- Be educated about the culture. In class, Carrie guided us through many ways to try to understand and learn more about a culture that is not our own: read their news, learn some of their language, be knowledgable about their religion, or even just use google to further educate yourself.
- Keep the perspective that your trip is not about you. Whether you are on a short-term service trip or conducting a year-long research project, the purpose of your trip is to impact your host community in a positive way. If at any point you feel that you are doing more harm than you are doing good, step back and re-evaluate.
- Be open to furthering your understanding of the world around you. Try to absorb everything about the community that you are in. While you are there, turn off your phone and forget about the stressors you have back home. Take advantage of the opportunity you have to understand more about a culture that is different from your own, and take what you learn home with you. If you encounter something that is culturally different than what you are used to, don’t act disgusted or surprised, because could be interpreted as disrespectful and can put a wall up between you and the community you are in.

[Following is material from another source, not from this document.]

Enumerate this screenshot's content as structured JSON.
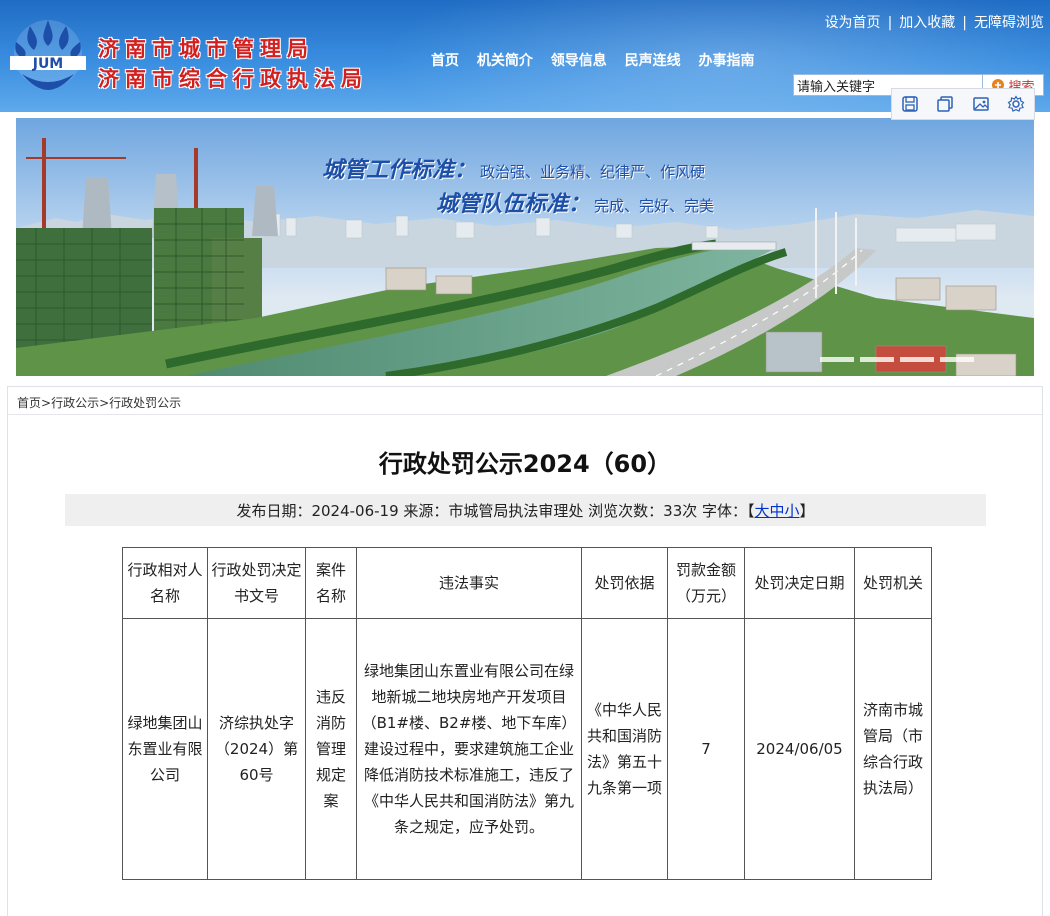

- Accept that you are going to make mistakes (and admit to them when you do). In the beginning of class, Carrie mentioned that, even if you do all of your research, it is impossible to fully understand everything about a culture, unless it is your own culture. It is inevitable to make mistakes when you are working abroad. How you respond to your mistakes, however, makes all of the difference. When you make a mistake, make sure to recognize it, apologize, and educate others about what to do instead. Carrie did not have to tell us about her failed research project in Durban, but she thought it was important to humbly admit to it and share what she had learned with us so that we could use that knowledge during our own experiences.
My questions for you all: Did Carrie’s lecture provide you with any new perspectives about global health work? Do you plan on doing any work abroad? If so, how will you make sure that your work is culturally sensitive and necessary for the community you are in?